Love. Service. Prayer. Hard work. These four are virtues that Ugandan parents Gideon and Charity Rutaremwa instilled in their children, with the hope that they would become useful citizens later in life. In addition to drumming up those virtues, the children say they further learned a lot more, just by observing how their parents conducted themselves.
“I am always inspired by the way my mother interacts with people,” said Asiimwe Ruth, a student of Uganda Christian University (UCU).
Perhaps, it was this inspiration that drove Asiimwe into choosing Bachelor of Social Work and Social Administration at UCU. Asiimwe’s mother, now in retirement, was a social worker, and worked at Uganda’s Ministry of Gender, Labor and Social Development.
Asiimwe attended Kampala Junior Academy for her primary education and Mengo Senior Secondary School for her Senior One. She was then taken to World of Life International School for the remainder of her high school education.
After World of Life International School, she had intended to pursue undergraduate studies from a university abroad. That did not work. When she opted for UCU, her heart was with a Bachelor of Laws. That, too, did not work. By the time she applied, UCU had already admitted its law quota for the semester.
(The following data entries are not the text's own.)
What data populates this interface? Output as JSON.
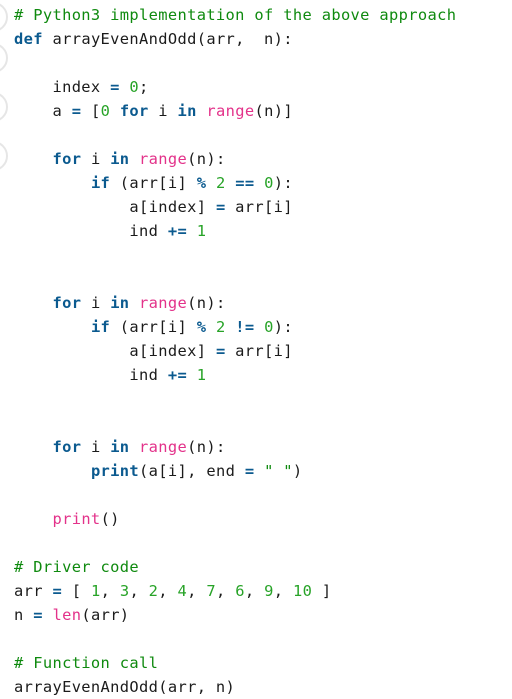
{
  "colors": {
    "comment": "#0f8a0f",
    "keyword": "#0b5a8f",
    "builtin": "#e3328a",
    "number": "#27a327",
    "text": "#1b1b1b",
    "background": "#ffffff"
  },
  "code": {
    "language": "Python3",
    "lines": [
      [
        {
          "t": "c",
          "v": "# Python3 implementation of the above approach"
        }
      ],
      [
        {
          "t": "k",
          "v": "def"
        },
        {
          "t": "t",
          "v": " arrayEvenAndOdd(arr,  n):"
        }
      ],
      [],
      [
        {
          "t": "t",
          "v": "    index "
        },
        {
          "t": "op",
          "v": "="
        },
        {
          "t": "t",
          "v": " "
        },
        {
          "t": "nm",
          "v": "0"
        },
        {
          "t": "t",
          "v": ";"
        }
      ],
      [
        {
          "t": "t",
          "v": "    a "
        },
        {
          "t": "op",
          "v": "="
        },
        {
          "t": "t",
          "v": " ["
        },
        {
          "t": "nm",
          "v": "0"
        },
        {
          "t": "t",
          "v": " "
        },
        {
          "t": "k",
          "v": "for"
        },
        {
          "t": "t",
          "v": " i "
        },
        {
          "t": "k",
          "v": "in"
        },
        {
          "t": "t",
          "v": " "
        },
        {
          "t": "b",
          "v": "range"
        },
        {
          "t": "t",
          "v": "(n)]"
        }
      ],
      [],
      [
        {
          "t": "t",
          "v": "    "
        },
        {
          "t": "k",
          "v": "for"
        },
        {
          "t": "t",
          "v": " i "
        },
        {
          "t": "k",
          "v": "in"
        },
        {
          "t": "t",
          "v": " "
        },
        {
          "t": "b",
          "v": "range"
        },
        {
          "t": "t",
          "v": "(n):"
        }
      ],
      [
        {
          "t": "t",
          "v": "        "
        },
        {
          "t": "k",
          "v": "if"
        },
        {
          "t": "t",
          "v": " (arr[i] "
        },
        {
          "t": "op",
          "v": "%"
        },
        {
          "t": "t",
          "v": " "
        },
        {
          "t": "nm",
          "v": "2"
        },
        {
          "t": "t",
          "v": " "
        },
        {
          "t": "op",
          "v": "=="
        },
        {
          "t": "t",
          "v": " "
        },
        {
          "t": "nm",
          "v": "0"
        },
        {
          "t": "t",
          "v": "):"
        }
      ],
      [
        {
          "t": "t",
          "v": "            a[index] "
        },
        {
          "t": "op",
          "v": "="
        },
        {
          "t": "t",
          "v": " arr[i]"
        }
      ],
      [
        {
          "t": "t",
          "v": "            ind "
        },
        {
          "t": "op",
          "v": "+="
        },
        {
          "t": "t",
          "v": " "
        },
        {
          "t": "nm",
          "v": "1"
        }
      ],
      [],
      [],
      [
        {
          "t": "t",
          "v": "    "
        },
        {
          "t": "k",
          "v": "for"
        },
        {
          "t": "t",
          "v": " i "
        },
        {
          "t": "k",
          "v": "in"
        },
        {
          "t": "t",
          "v": " "
        },
        {
          "t": "b",
          "v": "range"
        },
        {
          "t": "t",
          "v": "(n):"
        }
      ],
      [
        {
          "t": "t",
          "v": "        "
        },
        {
          "t": "k",
          "v": "if"
        },
        {
          "t": "t",
          "v": " (arr[i] "
        },
        {
          "t": "op",
          "v": "%"
        },
        {
          "t": "t",
          "v": " "
        },
        {
          "t": "nm",
          "v": "2"
        },
        {
          "t": "t",
          "v": " "
        },
        {
          "t": "op",
          "v": "!="
        },
        {
          "t": "t",
          "v": " "
        },
        {
          "t": "nm",
          "v": "0"
        },
        {
          "t": "t",
          "v": "):"
        }
      ],
      [
        {
          "t": "t",
          "v": "            a[index] "
        },
        {
          "t": "op",
          "v": "="
        },
        {
          "t": "t",
          "v": " arr[i]"
        }
      ],
      [
        {
          "t": "t",
          "v": "            ind "
        },
        {
          "t": "op",
          "v": "+="
        },
        {
          "t": "t",
          "v": " "
        },
        {
          "t": "nm",
          "v": "1"
        }
      ],
      [],
      [],
      [
        {
          "t": "t",
          "v": "    "
        },
        {
          "t": "k",
          "v": "for"
        },
        {
          "t": "t",
          "v": " i "
        },
        {
          "t": "k",
          "v": "in"
        },
        {
          "t": "t",
          "v": " "
        },
        {
          "t": "b",
          "v": "range"
        },
        {
          "t": "t",
          "v": "(n):"
        }
      ],
      [
        {
          "t": "t",
          "v": "        "
        },
        {
          "t": "k",
          "v": "print"
        },
        {
          "t": "t",
          "v": "(a[i], end "
        },
        {
          "t": "op",
          "v": "="
        },
        {
          "t": "t",
          "v": " "
        },
        {
          "t": "s",
          "v": "\" \""
        },
        {
          "t": "t",
          "v": ")"
        }
      ],
      [],
      [
        {
          "t": "t",
          "v": "    "
        },
        {
          "t": "b",
          "v": "print"
        },
        {
          "t": "t",
          "v": "()"
        }
      ],
      [],
      [
        {
          "t": "c",
          "v": "# Driver code"
        }
      ],
      [
        {
          "t": "t",
          "v": "arr "
        },
        {
          "t": "op",
          "v": "="
        },
        {
          "t": "t",
          "v": " [ "
        },
        {
          "t": "nm",
          "v": "1"
        },
        {
          "t": "t",
          "v": ", "
        },
        {
          "t": "nm",
          "v": "3"
        },
        {
          "t": "t",
          "v": ", "
        },
        {
          "t": "nm",
          "v": "2"
        },
        {
          "t": "t",
          "v": ", "
        },
        {
          "t": "nm",
          "v": "4"
        },
        {
          "t": "t",
          "v": ", "
        },
        {
          "t": "nm",
          "v": "7"
        },
        {
          "t": "t",
          "v": ", "
        },
        {
          "t": "nm",
          "v": "6"
        },
        {
          "t": "t",
          "v": ", "
        },
        {
          "t": "nm",
          "v": "9"
        },
        {
          "t": "t",
          "v": ", "
        },
        {
          "t": "nm",
          "v": "10"
        },
        {
          "t": "t",
          "v": " ]"
        }
      ],
      [
        {
          "t": "t",
          "v": "n "
        },
        {
          "t": "op",
          "v": "="
        },
        {
          "t": "t",
          "v": " "
        },
        {
          "t": "b",
          "v": "len"
        },
        {
          "t": "t",
          "v": "(arr)"
        }
      ],
      [],
      [
        {
          "t": "c",
          "v": "# Function call"
        }
      ],
      [
        {
          "t": "t",
          "v": "arrayEvenAndOdd(arr, n)"
        }
      ]
    ]
  }
}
Asiimwe picked herself up and accepted the offer of Bachelor of Social Work and Social Administration as she set out to follow in the footsteps of her mother.
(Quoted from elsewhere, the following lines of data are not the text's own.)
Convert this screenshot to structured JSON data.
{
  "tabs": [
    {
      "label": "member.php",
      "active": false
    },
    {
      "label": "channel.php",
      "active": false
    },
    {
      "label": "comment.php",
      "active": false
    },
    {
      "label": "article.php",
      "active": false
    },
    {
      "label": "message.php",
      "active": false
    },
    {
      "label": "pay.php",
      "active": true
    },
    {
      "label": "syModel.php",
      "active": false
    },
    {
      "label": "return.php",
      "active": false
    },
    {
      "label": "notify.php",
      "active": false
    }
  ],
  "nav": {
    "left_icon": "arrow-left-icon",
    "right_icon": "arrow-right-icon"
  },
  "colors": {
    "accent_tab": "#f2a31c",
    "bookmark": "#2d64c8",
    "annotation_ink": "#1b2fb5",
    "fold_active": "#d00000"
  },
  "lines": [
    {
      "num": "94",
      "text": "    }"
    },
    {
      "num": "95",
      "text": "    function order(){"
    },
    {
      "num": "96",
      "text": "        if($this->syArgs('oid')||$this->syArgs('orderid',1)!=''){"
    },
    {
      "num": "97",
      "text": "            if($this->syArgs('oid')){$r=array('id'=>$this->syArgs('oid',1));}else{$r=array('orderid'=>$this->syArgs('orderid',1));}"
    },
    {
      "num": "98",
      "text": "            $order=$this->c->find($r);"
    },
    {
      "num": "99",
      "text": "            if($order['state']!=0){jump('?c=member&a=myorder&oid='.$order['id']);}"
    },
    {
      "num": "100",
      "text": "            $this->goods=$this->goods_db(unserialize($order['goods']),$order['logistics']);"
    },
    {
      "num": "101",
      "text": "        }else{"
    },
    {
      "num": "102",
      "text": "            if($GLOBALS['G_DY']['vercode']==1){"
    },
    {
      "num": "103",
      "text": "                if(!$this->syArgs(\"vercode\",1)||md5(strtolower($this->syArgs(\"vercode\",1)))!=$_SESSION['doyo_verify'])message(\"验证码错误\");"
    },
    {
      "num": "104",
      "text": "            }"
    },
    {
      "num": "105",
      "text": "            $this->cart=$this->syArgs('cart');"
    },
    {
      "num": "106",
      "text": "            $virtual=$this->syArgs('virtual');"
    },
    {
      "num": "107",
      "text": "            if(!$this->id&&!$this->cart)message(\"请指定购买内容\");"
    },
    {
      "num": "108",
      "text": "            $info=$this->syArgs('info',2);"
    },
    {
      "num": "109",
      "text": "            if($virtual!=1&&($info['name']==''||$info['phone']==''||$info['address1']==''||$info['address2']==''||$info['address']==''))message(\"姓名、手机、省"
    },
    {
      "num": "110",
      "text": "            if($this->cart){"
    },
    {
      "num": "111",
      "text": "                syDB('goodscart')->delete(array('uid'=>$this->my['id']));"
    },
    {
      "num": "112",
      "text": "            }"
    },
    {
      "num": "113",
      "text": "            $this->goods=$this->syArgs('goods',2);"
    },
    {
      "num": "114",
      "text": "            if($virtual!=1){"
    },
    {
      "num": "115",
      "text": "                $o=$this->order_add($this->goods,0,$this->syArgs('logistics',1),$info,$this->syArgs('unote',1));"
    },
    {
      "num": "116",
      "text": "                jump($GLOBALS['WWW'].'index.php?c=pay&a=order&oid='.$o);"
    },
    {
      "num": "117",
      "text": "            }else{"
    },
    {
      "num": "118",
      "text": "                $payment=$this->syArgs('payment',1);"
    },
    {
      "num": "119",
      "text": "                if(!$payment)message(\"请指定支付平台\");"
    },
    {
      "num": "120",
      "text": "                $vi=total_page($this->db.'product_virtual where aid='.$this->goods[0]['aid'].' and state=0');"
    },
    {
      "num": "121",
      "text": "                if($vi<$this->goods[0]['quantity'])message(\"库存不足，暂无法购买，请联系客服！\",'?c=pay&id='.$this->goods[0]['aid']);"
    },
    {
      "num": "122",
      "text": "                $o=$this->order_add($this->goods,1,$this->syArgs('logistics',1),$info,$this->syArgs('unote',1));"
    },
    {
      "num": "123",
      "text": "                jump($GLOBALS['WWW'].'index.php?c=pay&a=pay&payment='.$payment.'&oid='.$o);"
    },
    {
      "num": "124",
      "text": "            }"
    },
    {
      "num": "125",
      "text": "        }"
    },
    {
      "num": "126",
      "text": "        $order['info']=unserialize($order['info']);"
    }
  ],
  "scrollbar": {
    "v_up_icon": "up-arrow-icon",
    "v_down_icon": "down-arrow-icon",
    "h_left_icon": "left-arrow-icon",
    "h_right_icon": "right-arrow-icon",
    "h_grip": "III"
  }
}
In 2018, an opportunity to travel to the Netherlands was presented to her. She embraced it right away. UCU was implementing a collaborative venture that it had signed with the Hanze University of Applied Science, Groningen, Netherlands. The partnership involves having an exchange program for the students and faculty of the two universities.
The trip to the Netherlands for a six-month stay had been scheduled for August 2018. Kasule Kibirige, the head of the Department of Social Work and Social Administration at UCU, made the announcement to Asiimwe’s class, indicating that all applicants had to have a minimum of 4.0 of a 5.0 Grade Point Average. The applicants also were expected to have access to funds to help them sort out any emergencies. Asiimwe applied and was successful.
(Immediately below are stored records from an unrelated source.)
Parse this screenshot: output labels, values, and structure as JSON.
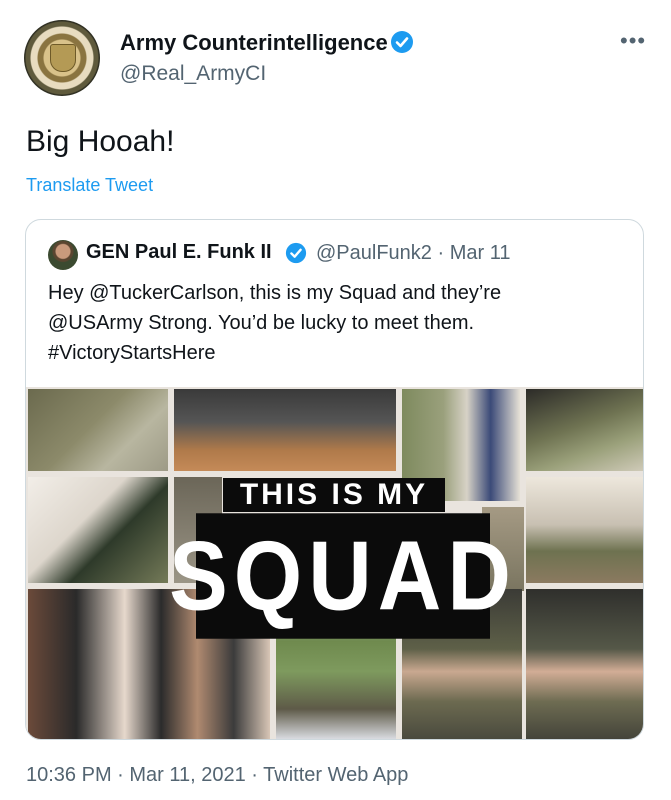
{
  "author": {
    "name": "Army Counterintelligence",
    "handle": "@Real_ArmyCI",
    "verified": true
  },
  "tweet": {
    "text": "Big Hooah!",
    "translate_label": "Translate Tweet"
  },
  "quoted": {
    "name": "GEN Paul E. Funk II",
    "handle_date": "@PaulFunk2 · Mar 11",
    "text_lines": [
      "Hey @TuckerCarlson, this is my Squad and they’re",
      "@USArmy Strong. You’d be lucky to meet them.",
      "#VictoryStartsHere"
    ],
    "image_banner_top": "THIS IS MY",
    "image_banner_main": "SQUAD"
  },
  "footer": {
    "meta": "10:36 PM · Mar 11, 2021 · Twitter Web App"
  },
  "icons": {
    "more": "more-options-icon",
    "verified": "verified-badge-icon"
  },
  "colors": {
    "link": "#1d9bf0",
    "secondary_text": "#536471",
    "verified": "#1d9bf0",
    "border": "#cfd9de"
  }
}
“It was my first time traveling alone and the trip was a process of self-discovery,” she said.
However, this was not Asiimwe’s first trip abroad. She had spent her childhood years in Philadelphia, Pa., USA, during the time her father was pursuing a PhD course.
“I was excited to finally travel,” she said of the Netherlands opportunity. “The disappointment for not traveling for my undergrad studies had really affected me.”
In the Netherlands, many ride bicycles as a means of transport. And that was the case with Asiimwe’s colleagues. However, Asiimwe often preferred the bus because she did not know how to ride a bicycle.
At the end of the six months, the students on the exchange program, hailing from several countries, including Turkey and United States, gathered on an emotional last night in the Netherlands to toast to the friendship that the 18 women and one man had created out of the program.
Over 30 students have benefitted from this initiative. Dutch students and the faculty also have visited Uganda for field work in agencies in the country.
Kasule said the partnership between UCU and Hanze has been immensely valuable for both students and faculty.
“They promote cross-cultural knowledge and skills sharing, and contribute to individual teaching and learning improvement,” he explained.
In 2019, Asiimwe was a recipient of the Bachelor of Social Work and Social Administration of UCU. In 2020, she was back at UCU, to pursue a Master of Social Work. And she says she will not leave the classroom, until she has earned a PhD in social work.
For the virtue of hard work that the Rutaremwas instilled in their children, they have been able to reap some benefits. Asiimwe is a social worker, her elder sister is a medical doctor and her younger brother is about to complete his degree in mechanical engineering at a university in Ohio, USA.